I hope you enjoy the posts! (And Guillermo call me!)
I have a new book review on WKAR’s show Current State. This time I am taking on the “lost” classic novel by Ray Bradbury, The Halloween Tree.
You can hear my review here: http://wkar.org/post/book-review-ray-bradbury-s-halloween-tree
You can find The Halloween Tree on Amazon here. If you would rather read my new book review it is available below.
Happy Halloween! Continue reading
A costume draws people’s eyes towards you almost like being on a stage except it’s more personable. There isn’t the protective separation because of spotlight and distance. It’s real, you are a dude dressed up and they can see you… and talk to you.
I have always been impressed with people that have the strength to put on a costume. I look at them with a certain amount of awe, even those that attempt the cheaper creations. Of course, there is nothing like a great one though. For example, there is a woman down the street that on Halloween will dress-up as the Wicked Witch of the West from The Wizard of Oz and she has the look and cackle down perfectly. It can take a fan’s breath away… and also instinctively take two steps back in fright.
For me, I never feel more like an introvert than at this time of the year. I go into my shell as I hand out candies; always being sure to give a little bit more to the kids who look truly great.
Oh wait, does that make me a bad person? The fact I judge a kid’s costumes and award accordingly?
Actually the more I think about it, the more I am embarrassed I admitted that. Because even those in a bad costume are braver than me at that moment. But if I was to dress up… Continue reading

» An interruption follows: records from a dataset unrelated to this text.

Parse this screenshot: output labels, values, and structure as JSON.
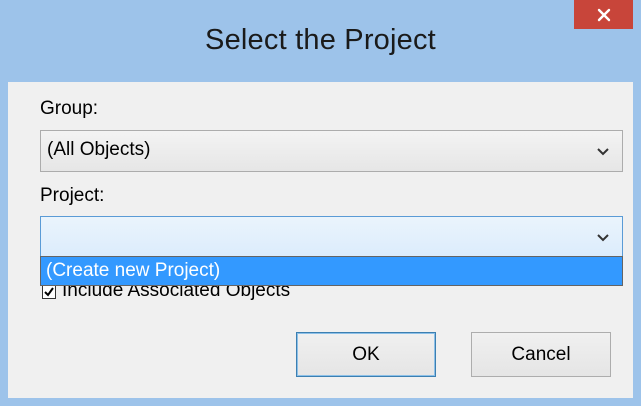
{
  "dialog": {
    "title": "Select the Project",
    "close_icon": "close-icon"
  },
  "group": {
    "label": "Group:",
    "value": "(All Objects)"
  },
  "project": {
    "label": "Project:",
    "value": "",
    "options": [
      "(Create new Project)"
    ],
    "highlighted_option": "(Create new Project)"
  },
  "include_associated": {
    "label": "Include Associated Objects",
    "checked": true
  },
  "buttons": {
    "ok": "OK",
    "cancel": "Cancel"
  },
  "colors": {
    "titlebar": "#9dc3ea",
    "close": "#c8453a",
    "selection": "#3399ff"
  }
}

Chicago trip/tolls/Red Vines & a Coke/a podcast about Rome at night/an antique land bathed in spotlights and crowds/loud conversations, broken statues, winding narrow streets lost in shadows/wife tries to sleep-
Too-expensive hotel/broken shower/costumed adults running for a party/I’m seeking a Chicago dog/or a deep dish pizza/settled for sandwich/remembering another I had in Italy-
Dirty streets/with beggars and tourists/tall shining buildings/everyone has someplace to be/everyone has a camera/strangely feel guilty by my noncommitments-
Art Institute/I never look enough, I scan, scan, scan…/crowds fascinate me/I spy on the conversations/their casual mole/stealing moments around the moments captured on canvas/chiseled out of stone/moments around moments/I sit & think of that turn of phrase-
I worry about the clock/I worry about my writing and books/I worry about tomorrow/about the day after tomorrow/I worry about my children/the future/I always worry/in all these years it is now a friend-
I will probably always worry-
I should look around more/but I scan, scan, scan…-
I almost buy a shirt- Continue reading
See, across this country, from kids to adults, people have Halloween parties, but there is no real Halloween music to play. Oh, there is “Thriller” by Michael Jackson and the awful “Monster Mash,” but what is there after that? Dance remixes of famous horror movie themes?… That’s not good enough!
And that is when an enterprising music genius steps in.
You make a CD that is family friendly, has some fun danceable tracks (maybe comes with its own dance move), add enough references to Halloween memories to stir a heartfelt response (think any classic Christmas song, most are built around memories) and you will be cashing a big check once a year for decades to come.
Sadly, I don’t have music talent and the extent of my songwriting skills only brings up corny titles like “I Want My Mummy” and “Do the Frankenstein Shuffle.” That is just embarrassing. It is even more embarrassing because I am literary enough to know Frankenstein is the doctor not the monster.
Here are the five things I am into this month… Continue reading